As I rest my head on the arm pressed against the door to keep him from escaping again, I remember my daughter! I grabbed the boy and open the door. I walk out with a "where's my freakin' kid" look on my face and the little man flailing and screaming on my hip because I won't let him run. A staff member sees me and asks, "Are you the mother that lost her kid?" I fight the urge to spew sarcasm all over the judgmental stranger "rescuing" my daughter. Apparently, while I was wrangling the boy from another patient's room, his sister got lost in a hallway. My bad.
The nurse finally shows up. I jokingly tell her to hurry up and shoot up my daughter, as I'm handing my son (the little person practically dry humping my leg in an attempt to be held) my phone. My parenting choice and humor was lost on Nurse Ratchet.
Inoculation accomplished, I grab the monsters and head to check out. As I'm scheduling my daughter's next visit, I'm reminding the kids they are only allowed one sticker. The turd and his sort-of behaving sister start fighting over who has more stickers. I decline a reminder card and inform my children with my eyes that we are leaving NOW!
I grab little man by one hand and part walk, part drag him out of the office. His sister is whining because his other hand is full of stickers, meanwhile she only has six. With a total Momma on the edge voice, I tell her life isn't fair. She doesn't push it.
We survived the doctor's visit, barely. I load the kids up and vow to never, ever let nap time slide again. I throw the truck in reverse and look behind me, just in time to see my baby boy closing his eyes. Sleep you sweet little monster, just sleep.

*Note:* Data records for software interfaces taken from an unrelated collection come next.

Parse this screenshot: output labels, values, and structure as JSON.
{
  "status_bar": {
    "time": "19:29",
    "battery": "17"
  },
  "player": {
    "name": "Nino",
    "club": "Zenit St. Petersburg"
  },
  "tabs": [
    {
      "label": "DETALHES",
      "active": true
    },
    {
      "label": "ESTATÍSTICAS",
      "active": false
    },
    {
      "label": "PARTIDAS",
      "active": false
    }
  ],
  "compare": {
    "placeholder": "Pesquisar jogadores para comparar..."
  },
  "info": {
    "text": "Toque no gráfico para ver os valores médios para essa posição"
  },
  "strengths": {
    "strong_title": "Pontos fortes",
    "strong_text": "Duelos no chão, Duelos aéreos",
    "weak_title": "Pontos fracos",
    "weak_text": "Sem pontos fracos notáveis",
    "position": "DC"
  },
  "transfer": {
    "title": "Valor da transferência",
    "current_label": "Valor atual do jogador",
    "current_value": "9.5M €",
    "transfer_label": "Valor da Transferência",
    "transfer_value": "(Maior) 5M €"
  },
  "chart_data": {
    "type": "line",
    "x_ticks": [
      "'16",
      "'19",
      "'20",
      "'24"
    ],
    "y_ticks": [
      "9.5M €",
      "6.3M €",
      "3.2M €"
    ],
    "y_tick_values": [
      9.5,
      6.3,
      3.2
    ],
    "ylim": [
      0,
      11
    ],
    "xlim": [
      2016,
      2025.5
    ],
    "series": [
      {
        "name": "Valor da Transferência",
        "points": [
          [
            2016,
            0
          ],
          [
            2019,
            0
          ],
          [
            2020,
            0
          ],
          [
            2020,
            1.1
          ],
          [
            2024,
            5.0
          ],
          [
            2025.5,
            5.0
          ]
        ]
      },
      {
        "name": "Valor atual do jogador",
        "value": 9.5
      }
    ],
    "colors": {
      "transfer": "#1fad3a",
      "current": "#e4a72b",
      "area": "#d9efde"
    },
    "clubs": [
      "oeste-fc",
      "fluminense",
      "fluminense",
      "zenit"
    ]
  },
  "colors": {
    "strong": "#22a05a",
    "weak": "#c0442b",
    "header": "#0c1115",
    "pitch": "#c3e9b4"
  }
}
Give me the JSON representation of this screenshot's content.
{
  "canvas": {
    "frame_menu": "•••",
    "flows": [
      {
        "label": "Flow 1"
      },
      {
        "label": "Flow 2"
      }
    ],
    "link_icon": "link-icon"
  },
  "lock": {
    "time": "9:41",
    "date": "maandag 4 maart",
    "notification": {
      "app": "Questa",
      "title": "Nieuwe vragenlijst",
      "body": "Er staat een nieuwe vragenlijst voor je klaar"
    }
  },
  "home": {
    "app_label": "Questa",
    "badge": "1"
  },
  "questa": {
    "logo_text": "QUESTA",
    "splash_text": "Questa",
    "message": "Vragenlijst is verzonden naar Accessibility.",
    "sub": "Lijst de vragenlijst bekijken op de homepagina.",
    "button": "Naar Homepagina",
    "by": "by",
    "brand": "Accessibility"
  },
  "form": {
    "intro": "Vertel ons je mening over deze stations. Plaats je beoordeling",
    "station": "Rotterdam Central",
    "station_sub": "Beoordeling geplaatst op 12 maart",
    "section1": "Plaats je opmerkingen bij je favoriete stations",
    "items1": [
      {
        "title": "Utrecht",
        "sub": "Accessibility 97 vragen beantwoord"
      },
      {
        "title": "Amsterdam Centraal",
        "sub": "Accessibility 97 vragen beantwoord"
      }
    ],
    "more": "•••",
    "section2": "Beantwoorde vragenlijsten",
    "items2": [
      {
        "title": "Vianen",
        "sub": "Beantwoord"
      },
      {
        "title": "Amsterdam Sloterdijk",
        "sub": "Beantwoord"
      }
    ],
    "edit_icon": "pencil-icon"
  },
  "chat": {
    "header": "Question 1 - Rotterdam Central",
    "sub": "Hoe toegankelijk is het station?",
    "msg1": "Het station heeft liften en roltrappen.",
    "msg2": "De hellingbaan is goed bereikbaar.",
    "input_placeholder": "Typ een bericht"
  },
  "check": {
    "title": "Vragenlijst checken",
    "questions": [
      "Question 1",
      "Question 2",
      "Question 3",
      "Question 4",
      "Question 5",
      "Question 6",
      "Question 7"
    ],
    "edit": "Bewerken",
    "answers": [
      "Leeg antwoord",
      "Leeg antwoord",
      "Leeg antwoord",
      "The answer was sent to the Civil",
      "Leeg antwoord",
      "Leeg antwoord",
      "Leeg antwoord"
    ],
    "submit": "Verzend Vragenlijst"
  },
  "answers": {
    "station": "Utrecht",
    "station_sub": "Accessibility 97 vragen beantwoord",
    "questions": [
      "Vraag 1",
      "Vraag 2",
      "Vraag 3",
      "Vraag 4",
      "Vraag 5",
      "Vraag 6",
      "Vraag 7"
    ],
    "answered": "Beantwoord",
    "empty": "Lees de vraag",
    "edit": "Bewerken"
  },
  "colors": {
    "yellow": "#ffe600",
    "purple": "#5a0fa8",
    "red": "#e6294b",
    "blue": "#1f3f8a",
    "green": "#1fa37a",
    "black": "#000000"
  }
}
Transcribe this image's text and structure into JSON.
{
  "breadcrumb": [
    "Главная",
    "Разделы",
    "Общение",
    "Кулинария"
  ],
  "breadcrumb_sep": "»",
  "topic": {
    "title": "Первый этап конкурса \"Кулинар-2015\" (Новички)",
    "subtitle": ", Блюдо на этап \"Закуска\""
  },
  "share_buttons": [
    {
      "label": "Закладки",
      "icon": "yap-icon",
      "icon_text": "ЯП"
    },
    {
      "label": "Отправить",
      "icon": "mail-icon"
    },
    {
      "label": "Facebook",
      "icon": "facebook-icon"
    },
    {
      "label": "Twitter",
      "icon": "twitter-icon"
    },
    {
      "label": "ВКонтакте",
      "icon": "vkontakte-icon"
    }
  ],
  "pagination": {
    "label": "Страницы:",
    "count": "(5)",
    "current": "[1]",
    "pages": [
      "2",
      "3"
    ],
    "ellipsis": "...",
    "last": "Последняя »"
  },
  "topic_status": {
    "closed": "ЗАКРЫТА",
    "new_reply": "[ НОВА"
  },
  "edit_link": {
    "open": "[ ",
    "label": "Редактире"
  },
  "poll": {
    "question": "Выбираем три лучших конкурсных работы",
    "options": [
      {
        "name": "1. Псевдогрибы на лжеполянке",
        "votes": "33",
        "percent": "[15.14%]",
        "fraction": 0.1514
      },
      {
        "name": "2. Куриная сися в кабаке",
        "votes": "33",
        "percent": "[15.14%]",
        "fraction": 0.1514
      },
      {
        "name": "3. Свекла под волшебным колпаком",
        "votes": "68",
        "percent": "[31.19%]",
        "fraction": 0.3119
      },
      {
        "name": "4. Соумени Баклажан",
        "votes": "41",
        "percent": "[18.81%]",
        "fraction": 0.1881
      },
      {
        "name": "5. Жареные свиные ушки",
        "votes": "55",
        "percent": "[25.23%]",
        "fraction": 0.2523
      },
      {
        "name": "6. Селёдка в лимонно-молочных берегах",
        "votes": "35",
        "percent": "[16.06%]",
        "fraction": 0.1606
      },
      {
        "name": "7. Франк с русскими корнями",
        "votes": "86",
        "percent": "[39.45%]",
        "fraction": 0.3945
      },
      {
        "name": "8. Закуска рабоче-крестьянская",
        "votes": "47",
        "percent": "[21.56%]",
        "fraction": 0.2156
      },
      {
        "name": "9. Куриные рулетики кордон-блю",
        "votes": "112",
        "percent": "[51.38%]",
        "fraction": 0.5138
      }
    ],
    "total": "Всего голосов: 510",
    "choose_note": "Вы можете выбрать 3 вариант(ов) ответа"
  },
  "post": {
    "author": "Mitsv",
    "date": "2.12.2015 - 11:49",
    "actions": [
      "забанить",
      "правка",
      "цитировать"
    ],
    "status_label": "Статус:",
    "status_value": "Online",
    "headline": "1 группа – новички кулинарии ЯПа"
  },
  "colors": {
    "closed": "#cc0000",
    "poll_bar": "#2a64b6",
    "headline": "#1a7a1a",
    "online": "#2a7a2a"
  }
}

**This essay was included in the Motherhood May Cause Drowsiness: Mom Stories from the Trenches: A Second Edition Monkey Star Press Anthology